Sodium metabisulfite in blue jeans : an unexpected cause of textile contact dermatitis
Faculty of Medicine and Health Sciences
Contact dermatitis. - Copenhagen
, p. 190-192
University of Antwerp
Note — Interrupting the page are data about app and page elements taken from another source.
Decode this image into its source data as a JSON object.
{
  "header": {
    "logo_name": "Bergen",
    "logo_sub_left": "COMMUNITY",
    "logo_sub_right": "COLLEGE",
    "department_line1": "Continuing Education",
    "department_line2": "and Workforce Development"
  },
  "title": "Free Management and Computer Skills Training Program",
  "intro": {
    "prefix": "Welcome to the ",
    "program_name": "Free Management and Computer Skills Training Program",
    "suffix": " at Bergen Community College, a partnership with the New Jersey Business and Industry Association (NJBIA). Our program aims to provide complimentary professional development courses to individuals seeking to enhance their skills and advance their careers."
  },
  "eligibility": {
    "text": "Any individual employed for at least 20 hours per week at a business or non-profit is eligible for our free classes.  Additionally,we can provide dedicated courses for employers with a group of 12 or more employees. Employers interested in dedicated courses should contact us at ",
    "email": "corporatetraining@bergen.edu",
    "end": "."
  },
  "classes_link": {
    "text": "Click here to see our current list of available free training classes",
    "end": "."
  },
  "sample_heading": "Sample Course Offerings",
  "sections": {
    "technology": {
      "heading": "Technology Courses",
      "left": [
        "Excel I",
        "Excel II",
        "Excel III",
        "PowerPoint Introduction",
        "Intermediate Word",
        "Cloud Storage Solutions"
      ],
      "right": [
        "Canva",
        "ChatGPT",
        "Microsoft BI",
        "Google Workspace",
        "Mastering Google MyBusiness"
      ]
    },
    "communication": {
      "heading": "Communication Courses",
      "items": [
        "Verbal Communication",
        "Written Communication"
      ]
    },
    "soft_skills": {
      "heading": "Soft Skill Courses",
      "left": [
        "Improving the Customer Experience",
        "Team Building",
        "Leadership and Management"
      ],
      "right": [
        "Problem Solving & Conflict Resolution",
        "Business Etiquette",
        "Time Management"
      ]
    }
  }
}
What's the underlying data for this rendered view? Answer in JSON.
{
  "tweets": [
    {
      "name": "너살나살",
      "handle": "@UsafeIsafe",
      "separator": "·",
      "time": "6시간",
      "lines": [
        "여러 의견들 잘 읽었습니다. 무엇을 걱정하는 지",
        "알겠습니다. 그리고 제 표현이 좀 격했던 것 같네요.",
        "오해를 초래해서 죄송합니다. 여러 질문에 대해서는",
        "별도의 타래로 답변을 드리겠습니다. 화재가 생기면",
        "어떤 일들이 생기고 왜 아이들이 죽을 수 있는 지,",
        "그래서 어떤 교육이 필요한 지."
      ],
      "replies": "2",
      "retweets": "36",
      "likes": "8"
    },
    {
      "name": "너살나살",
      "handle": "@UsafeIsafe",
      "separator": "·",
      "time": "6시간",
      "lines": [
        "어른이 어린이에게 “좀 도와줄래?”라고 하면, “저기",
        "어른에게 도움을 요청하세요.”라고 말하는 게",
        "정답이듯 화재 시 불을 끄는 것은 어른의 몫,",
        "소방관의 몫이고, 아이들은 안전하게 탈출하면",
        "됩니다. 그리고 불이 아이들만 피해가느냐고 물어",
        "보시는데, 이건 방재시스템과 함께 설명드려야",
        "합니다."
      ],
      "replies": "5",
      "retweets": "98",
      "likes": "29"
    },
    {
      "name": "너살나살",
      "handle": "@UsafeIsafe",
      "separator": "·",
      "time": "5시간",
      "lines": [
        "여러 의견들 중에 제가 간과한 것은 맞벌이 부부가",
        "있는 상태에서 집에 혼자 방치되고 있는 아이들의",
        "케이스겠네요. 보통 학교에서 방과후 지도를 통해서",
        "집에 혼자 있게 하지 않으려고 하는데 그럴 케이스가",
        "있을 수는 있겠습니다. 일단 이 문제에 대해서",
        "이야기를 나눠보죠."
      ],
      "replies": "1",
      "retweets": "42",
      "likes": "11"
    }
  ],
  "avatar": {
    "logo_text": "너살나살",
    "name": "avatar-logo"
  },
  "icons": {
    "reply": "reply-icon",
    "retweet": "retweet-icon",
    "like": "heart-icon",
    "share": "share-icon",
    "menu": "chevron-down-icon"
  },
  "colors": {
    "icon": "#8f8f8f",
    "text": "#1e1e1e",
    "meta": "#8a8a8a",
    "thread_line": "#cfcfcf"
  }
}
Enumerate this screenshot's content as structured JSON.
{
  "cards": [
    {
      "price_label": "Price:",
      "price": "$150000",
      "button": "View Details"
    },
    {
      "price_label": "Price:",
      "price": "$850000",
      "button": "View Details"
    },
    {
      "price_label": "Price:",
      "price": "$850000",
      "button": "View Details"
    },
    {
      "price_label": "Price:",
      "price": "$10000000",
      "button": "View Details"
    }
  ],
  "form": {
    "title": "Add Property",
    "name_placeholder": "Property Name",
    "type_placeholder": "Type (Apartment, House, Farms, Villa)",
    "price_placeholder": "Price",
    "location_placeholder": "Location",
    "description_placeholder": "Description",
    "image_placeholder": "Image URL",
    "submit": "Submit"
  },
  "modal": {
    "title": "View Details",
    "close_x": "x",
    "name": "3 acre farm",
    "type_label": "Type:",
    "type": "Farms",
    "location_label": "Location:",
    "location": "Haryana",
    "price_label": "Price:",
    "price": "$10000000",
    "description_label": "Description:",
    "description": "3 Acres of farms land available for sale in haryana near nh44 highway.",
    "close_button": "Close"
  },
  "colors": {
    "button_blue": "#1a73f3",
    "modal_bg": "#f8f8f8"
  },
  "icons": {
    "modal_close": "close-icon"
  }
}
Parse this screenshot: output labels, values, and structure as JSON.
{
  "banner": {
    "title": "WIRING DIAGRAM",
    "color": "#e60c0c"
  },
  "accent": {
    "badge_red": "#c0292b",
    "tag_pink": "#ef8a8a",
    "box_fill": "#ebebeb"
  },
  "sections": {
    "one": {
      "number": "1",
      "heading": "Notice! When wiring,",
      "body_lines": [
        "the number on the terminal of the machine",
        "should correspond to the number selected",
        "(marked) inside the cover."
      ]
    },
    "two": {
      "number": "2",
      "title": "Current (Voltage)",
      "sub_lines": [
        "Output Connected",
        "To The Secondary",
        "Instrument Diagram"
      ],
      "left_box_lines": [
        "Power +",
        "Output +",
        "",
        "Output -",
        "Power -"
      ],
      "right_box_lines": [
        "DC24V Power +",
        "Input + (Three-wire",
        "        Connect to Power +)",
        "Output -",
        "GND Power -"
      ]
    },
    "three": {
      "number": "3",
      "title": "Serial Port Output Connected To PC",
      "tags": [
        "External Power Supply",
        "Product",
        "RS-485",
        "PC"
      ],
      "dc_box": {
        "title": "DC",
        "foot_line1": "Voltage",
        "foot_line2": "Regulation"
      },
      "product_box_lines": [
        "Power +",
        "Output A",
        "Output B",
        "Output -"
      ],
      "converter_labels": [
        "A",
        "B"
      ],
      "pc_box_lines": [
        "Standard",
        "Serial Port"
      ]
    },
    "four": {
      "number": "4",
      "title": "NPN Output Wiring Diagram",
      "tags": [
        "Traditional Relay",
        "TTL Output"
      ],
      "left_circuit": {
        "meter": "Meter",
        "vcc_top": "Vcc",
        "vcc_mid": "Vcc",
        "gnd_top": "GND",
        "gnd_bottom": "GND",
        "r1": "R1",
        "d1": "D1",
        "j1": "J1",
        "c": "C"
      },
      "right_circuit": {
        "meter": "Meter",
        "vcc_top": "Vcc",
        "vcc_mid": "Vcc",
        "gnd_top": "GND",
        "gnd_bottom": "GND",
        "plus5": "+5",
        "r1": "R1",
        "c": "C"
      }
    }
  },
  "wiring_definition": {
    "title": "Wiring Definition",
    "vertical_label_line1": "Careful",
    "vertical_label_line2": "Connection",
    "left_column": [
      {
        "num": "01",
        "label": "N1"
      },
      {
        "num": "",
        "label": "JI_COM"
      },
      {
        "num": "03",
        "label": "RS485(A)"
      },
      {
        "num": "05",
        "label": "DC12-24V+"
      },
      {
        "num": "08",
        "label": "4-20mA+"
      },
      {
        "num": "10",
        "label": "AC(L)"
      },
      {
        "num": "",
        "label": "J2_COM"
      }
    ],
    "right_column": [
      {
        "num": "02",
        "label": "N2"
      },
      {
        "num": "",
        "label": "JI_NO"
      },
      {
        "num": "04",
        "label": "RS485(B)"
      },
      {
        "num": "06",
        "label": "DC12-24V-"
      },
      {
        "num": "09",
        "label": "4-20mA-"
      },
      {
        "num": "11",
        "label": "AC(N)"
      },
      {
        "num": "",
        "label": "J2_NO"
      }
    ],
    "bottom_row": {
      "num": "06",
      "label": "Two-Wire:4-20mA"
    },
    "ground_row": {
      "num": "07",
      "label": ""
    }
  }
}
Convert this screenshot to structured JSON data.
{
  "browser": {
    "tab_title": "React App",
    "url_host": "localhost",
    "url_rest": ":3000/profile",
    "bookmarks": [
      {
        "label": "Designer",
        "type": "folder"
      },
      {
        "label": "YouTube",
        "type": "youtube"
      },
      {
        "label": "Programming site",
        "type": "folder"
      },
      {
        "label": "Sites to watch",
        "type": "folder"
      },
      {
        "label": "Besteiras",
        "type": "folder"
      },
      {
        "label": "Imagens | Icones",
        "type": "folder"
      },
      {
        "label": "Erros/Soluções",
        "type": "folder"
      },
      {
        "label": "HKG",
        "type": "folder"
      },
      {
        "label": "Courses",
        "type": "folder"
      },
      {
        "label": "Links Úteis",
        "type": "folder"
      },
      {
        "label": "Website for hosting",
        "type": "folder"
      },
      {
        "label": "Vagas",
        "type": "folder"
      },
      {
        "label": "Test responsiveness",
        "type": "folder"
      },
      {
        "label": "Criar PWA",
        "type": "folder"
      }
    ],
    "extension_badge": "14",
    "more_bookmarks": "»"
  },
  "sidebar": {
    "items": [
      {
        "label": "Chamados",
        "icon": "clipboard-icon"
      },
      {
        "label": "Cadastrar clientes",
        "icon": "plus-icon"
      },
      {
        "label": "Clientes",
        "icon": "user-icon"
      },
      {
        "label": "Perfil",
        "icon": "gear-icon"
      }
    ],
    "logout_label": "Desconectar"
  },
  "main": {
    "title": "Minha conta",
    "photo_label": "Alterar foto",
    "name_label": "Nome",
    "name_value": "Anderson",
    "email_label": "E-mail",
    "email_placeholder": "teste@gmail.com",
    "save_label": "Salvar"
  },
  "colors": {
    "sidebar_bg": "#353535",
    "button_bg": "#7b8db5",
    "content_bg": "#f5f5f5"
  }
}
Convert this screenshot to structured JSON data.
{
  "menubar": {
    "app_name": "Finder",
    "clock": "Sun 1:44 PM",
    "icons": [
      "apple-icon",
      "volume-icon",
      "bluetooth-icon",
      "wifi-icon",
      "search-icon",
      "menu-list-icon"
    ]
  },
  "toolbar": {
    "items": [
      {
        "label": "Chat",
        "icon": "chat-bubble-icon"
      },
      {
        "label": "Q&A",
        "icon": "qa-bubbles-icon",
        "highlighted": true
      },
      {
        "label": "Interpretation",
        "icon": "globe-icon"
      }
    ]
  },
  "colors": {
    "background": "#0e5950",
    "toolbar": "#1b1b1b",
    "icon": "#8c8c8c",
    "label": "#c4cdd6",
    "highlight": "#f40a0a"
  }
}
Background Linalool is a commonly used fragrance terpene that forms potent sensitizers upon oxidation. In a recent multicentre study, we found that 7% of 2900 patients showed positive patch test reactions to oxidized linalool at 6.0%. No elicitation studies have been performed. Objective To identify threshold concentrations for elicitation of allergic contact dermatitis caused by oxidized linalool in allergic individuals with repeated exposures. Methods Repeated open application tests were performed in 6 participants previously diagnosed with contact allergy to oxidized linalool. Creams containing 3.0%, 1.0% and 0.30% oxidized linalool (corresponding to 0.56%, 0.19% and 0.056% linalool hydroperoxides, respectively) and 'fine fragrance' containing 1.0%, 0.30% and 0.10% oxidized linalool (corresponding to 0.19%, 0.056% and 0.019% linalool hydroperoxides, respectively) were used twice daily for up to 3 weeks. Patch testing with a dilution series of oxidized linalool was performed. Results Five of 6 participants reacted to the cream containing 3% oxidized linalool. With 1% oxidized linalool, a reaction was seen in 3 (cream) and 4 (fine fragrance) participants, respectively. With 0.3% oxidized linalool, 2 (cream) and 1 (fine fragrance) participants reacted. Conclusion Repeated exposure to low concentrations of oxidized linalool can elicit allergic contact dermatitis in previously sensitized individuals.